=== SUPPLIED DATA ===

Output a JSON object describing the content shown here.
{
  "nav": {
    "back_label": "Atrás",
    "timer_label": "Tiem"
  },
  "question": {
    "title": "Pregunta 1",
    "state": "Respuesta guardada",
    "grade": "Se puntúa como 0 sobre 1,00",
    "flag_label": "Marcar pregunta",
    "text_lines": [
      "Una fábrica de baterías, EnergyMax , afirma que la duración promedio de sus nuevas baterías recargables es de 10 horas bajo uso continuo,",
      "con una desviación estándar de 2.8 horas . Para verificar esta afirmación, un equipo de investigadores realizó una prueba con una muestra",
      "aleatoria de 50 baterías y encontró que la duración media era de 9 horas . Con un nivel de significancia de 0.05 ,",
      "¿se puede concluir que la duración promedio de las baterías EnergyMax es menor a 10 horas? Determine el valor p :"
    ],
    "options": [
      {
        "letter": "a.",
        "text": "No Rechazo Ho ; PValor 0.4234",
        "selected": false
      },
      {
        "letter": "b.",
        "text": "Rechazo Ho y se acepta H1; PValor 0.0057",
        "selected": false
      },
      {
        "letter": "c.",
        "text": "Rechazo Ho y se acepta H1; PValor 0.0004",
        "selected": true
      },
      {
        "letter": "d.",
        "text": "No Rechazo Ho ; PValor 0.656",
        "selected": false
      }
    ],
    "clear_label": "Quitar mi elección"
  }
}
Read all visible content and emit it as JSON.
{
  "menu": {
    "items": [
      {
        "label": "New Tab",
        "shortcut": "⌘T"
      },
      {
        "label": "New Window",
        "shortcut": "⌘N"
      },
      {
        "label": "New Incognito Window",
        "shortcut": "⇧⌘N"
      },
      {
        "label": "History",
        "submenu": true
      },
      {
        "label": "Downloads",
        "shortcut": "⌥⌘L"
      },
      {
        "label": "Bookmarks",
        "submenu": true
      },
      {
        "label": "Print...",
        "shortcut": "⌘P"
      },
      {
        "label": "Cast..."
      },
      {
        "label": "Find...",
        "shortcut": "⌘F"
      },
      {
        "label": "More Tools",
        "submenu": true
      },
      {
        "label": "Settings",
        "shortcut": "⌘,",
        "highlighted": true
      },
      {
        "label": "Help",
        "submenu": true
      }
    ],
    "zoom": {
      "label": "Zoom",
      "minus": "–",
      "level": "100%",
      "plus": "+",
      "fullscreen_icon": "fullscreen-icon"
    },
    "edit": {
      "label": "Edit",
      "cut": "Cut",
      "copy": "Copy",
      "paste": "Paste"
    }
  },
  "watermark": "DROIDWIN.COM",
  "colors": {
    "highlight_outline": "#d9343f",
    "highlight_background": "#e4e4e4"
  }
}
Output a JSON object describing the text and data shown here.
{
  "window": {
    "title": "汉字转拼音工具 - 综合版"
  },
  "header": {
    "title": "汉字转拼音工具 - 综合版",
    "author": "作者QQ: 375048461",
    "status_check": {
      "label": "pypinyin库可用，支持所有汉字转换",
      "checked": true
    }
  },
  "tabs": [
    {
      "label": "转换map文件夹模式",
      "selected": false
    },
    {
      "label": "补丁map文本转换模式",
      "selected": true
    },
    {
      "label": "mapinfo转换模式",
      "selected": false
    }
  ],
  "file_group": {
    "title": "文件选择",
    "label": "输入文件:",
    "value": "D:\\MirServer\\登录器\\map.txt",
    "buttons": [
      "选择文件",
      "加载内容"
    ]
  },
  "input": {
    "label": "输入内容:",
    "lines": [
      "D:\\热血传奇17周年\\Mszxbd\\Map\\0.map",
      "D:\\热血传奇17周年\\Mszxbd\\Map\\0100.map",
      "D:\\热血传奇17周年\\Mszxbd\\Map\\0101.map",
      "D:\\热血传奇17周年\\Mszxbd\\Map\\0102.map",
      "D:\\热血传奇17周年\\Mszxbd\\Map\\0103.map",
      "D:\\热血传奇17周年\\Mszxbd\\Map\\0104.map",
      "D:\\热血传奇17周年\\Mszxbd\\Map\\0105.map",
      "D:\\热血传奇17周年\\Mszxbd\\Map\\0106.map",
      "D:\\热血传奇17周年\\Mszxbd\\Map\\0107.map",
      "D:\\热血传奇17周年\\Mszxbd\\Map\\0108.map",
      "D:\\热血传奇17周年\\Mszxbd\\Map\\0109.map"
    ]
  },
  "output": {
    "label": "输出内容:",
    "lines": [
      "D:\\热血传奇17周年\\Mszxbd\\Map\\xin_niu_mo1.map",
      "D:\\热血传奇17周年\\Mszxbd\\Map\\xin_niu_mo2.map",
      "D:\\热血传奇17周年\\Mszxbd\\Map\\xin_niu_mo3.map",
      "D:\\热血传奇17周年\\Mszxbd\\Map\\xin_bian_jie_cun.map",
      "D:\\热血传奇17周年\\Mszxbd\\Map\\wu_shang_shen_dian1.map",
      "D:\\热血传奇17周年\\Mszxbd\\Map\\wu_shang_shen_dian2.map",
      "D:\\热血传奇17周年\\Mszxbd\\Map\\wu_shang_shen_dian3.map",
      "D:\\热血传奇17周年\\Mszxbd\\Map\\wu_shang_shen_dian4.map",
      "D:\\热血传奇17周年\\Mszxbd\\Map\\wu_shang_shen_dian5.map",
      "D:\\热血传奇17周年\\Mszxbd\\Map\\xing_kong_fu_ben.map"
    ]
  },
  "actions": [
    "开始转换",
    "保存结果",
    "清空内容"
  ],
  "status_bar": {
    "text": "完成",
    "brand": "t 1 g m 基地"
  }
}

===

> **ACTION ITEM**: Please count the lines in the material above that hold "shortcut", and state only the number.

> **EXPECTED ANSWER**: 7